I’ve got this one man, solo show system I’m going to be touring. It’s a massive, on-going process that I’ve got plans to keep on changing.

I want to grow these songs over the next few years, and see what they become. I don’t want to be too precious about how they’ve ended up on the album. It will be lovely for them to evolve and have lives of their own.

I looked to Beardyman for inspiration. He used a bunch of software to create this thing called the Beardytron 5000. He’s hilarious but also amazing at generating styles on the spot. He takes live ideas from the audience. The way he’s set his stage up is, there’s a massive amount of looping and live sampling. I really wanted to try it but with acoustic instruments.

I thought, “How on earth am I going to do it?”. I accepted the gig at the Montreux Jazz Festival to open for Herbie. This was about nine months before the gig.
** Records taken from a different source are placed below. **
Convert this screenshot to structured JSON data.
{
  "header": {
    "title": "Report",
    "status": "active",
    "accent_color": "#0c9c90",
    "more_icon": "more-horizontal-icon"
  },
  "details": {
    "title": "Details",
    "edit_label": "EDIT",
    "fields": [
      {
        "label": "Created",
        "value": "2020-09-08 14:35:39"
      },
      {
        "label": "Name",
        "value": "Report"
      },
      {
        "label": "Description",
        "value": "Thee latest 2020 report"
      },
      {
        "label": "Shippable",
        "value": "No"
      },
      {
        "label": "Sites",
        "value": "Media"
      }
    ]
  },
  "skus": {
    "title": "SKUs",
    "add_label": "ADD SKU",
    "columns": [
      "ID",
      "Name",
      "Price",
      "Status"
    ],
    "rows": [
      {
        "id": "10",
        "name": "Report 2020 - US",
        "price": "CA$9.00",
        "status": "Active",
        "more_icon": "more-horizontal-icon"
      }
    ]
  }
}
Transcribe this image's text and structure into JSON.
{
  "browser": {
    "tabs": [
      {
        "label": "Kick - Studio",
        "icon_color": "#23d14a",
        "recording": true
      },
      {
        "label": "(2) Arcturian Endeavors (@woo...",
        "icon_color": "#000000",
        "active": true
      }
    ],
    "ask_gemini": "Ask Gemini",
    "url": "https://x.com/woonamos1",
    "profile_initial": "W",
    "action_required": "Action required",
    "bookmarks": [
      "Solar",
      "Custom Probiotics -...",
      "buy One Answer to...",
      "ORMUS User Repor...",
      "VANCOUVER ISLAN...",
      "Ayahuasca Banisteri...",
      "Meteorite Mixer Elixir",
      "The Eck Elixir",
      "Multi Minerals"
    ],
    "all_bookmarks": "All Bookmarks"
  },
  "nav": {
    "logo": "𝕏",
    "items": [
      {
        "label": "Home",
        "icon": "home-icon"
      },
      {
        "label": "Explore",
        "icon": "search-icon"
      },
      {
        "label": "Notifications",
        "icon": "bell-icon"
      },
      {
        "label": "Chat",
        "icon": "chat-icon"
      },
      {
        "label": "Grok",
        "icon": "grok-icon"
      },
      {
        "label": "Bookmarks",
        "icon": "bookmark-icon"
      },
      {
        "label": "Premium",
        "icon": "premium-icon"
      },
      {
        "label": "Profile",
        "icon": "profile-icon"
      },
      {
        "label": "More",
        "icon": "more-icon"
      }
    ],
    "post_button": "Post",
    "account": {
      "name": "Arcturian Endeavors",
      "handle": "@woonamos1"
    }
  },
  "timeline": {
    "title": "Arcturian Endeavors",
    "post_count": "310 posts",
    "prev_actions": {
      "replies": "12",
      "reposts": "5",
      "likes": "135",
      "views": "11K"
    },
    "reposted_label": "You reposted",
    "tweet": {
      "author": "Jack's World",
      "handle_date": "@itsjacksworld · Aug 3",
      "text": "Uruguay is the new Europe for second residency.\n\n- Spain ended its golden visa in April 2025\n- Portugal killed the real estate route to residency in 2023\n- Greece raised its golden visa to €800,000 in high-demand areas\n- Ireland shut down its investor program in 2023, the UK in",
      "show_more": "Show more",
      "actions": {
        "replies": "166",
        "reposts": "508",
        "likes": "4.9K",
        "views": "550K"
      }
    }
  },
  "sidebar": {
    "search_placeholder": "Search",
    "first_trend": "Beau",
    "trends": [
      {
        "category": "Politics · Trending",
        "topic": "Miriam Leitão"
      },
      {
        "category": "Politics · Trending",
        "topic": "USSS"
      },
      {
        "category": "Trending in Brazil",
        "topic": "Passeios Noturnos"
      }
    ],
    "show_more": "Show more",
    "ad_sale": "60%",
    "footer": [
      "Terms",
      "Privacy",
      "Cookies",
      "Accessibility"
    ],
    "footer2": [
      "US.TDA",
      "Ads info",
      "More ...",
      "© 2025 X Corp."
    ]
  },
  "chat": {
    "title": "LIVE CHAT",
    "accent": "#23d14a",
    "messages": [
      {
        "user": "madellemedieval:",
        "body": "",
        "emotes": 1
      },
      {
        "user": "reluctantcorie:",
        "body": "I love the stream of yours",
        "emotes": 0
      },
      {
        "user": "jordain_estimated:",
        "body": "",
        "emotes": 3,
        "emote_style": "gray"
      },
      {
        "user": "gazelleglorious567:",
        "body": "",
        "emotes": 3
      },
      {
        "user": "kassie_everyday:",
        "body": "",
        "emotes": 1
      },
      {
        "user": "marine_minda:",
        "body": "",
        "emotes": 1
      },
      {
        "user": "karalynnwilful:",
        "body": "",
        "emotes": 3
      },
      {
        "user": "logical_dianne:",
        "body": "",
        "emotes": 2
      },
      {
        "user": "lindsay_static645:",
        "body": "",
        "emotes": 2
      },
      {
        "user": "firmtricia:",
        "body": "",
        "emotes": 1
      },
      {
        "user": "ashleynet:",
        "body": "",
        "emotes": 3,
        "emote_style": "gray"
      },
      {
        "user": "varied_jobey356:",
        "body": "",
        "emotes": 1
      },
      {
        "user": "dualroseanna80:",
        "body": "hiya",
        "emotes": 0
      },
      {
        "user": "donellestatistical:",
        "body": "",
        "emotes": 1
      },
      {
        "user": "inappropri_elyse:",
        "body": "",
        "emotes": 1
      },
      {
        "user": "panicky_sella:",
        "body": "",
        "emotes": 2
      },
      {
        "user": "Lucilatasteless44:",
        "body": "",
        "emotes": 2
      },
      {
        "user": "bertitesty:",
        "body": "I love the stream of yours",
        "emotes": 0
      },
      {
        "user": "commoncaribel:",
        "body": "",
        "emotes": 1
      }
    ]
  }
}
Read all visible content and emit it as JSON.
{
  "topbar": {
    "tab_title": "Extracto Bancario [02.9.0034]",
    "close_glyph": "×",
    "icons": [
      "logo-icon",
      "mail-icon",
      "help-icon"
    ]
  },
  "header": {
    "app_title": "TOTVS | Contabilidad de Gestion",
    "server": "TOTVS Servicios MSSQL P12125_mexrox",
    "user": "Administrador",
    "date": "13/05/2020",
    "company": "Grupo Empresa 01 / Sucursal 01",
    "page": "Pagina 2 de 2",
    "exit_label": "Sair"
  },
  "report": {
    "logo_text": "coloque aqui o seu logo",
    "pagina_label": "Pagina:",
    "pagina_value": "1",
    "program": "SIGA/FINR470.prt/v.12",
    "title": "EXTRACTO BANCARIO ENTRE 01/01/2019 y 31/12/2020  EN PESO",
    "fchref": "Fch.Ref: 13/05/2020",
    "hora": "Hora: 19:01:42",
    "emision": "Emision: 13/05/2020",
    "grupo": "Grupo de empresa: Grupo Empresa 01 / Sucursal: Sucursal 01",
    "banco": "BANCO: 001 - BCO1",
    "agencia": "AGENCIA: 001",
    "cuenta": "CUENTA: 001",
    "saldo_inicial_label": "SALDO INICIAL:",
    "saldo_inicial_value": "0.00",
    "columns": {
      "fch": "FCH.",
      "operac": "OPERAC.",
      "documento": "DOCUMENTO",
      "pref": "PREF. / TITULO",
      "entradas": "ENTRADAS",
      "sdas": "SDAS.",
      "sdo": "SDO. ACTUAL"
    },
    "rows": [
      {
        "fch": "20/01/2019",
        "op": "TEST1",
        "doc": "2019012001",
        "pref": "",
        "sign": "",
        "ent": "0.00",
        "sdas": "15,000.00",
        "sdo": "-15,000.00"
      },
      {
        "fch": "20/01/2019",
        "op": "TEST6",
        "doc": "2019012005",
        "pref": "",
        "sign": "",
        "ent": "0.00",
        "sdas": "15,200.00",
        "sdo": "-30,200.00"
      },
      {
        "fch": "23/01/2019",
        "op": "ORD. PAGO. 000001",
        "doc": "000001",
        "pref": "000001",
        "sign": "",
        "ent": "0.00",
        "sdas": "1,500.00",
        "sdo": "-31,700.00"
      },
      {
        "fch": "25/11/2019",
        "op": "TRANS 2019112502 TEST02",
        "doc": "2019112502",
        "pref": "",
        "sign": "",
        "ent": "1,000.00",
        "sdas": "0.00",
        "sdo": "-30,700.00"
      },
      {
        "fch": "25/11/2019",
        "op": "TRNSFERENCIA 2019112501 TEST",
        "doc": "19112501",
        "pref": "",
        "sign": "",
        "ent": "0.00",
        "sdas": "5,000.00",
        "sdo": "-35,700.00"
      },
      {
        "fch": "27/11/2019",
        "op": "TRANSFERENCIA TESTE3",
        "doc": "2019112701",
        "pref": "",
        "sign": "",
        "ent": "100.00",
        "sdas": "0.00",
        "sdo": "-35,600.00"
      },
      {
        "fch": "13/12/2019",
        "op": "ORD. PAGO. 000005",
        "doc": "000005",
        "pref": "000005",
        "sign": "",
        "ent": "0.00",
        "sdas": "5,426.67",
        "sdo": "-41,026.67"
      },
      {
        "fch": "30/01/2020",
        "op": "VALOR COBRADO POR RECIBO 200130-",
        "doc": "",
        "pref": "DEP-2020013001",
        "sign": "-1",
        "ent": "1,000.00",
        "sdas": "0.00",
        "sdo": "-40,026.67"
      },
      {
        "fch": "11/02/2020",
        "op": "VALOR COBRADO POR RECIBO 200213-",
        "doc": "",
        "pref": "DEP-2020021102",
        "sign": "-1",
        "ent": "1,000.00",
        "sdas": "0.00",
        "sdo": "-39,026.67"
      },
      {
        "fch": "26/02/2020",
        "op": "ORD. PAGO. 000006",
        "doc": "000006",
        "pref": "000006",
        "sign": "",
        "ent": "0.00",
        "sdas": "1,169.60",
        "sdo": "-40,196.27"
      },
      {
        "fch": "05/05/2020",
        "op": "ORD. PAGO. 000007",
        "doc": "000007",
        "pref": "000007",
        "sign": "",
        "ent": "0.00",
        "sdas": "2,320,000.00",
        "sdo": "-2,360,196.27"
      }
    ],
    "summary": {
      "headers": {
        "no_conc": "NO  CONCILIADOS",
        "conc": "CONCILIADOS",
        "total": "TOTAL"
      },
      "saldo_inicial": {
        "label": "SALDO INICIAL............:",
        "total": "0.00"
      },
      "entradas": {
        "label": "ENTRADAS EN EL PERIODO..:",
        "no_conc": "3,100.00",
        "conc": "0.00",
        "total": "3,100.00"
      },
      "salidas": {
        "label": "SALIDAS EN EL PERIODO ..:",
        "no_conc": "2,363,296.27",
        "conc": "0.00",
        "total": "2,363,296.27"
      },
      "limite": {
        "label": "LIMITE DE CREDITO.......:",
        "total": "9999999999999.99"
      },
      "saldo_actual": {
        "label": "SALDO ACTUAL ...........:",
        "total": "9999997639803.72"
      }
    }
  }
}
I didn’t have any idea what I was going to do. Two days after I accepted I got this message in my Facebook inbox from this guy Ben Bloomberg, and he was like, ‘Yo, I’m a grad student at MIT and I’ve worked with Bjork and I’ve done some stuff with Imogen Heap and I build shit, and have you got any ideas of stuff you want to build?’ It was just this perfectly timed moment.

So I jumped on Skype with Ben and gave him the most enormous tirade of ideas of things wanted to try and achieve. We had a really long conversation, and Ben was really, really good with me. He said, ‘Jacob, that is great but let’s try and do one thing at a time because we can’t do all that at once. Let’s try and nail one of those things first’.

The first thing was this vocal harmoniser where I can sing into a midi controller, which sends the audio signal of my voice through every single not that I’m playing, so it’s like an on the spot choir. And it sounds amazing. Ben, being the genius tech dude that he is, broke down the task into a variety of different things and I flew over to Boston and we built it in a couple of days and then continued to refine it over the following few months.

The second thing was to build the circle of instruments that has become my live show, where they all join up together and I play multiple instruments at one time. Then there’s this crazy screen behind all the instruments which also follows all of the looping that I do. There are two 3D cameras on the stage that can track my skeleton, so they understand who Jacob is and what Jacob’s skeleton is. In some sections you get four or five Jacobs at once on the stage in different places in the 3D space.

It sounds incredible. You must be really excited about doing this.

I really am, it’s mad. It’s forced me to think about sustaining ideas and composing songs. There’s this kind of lovely circle of learning that I’ve found myself in.

Have you got any tips, any words of wisdom you could impart from your experiences?

I would just say listen to everything. I think people are quite afraid of the internet because it makes everything so available. It’s the most incredible resource.

I did so much listening, I guess my whole life, but when I was 18 to 19 I was at the Royal Academy of Music for two years. Every day I’d listen to an album on the way in and on the way home. That’s like 1,500 albums. I just kind of drank them in. From pop music to classical stuff and music from India and Africa. That was something I felt really helped me learn.

The more stuff you can make the better. I’d really advocate trying to get some space for you to work in.

People are scared that the internet is taking away people’s power to be creative and make money, but I think that what it’s really doing is it’s taking the power away from the record companies and giving it to the people. Now anyone with any idea and very few resources can make stuff happen.

I think instead of complaining about the state of the industry, I think people should go and do the industry. Now it’s literally in our hands.


In My Room is released on 1 July. Catch him on tour across July.

Photo credit - Greg Gorman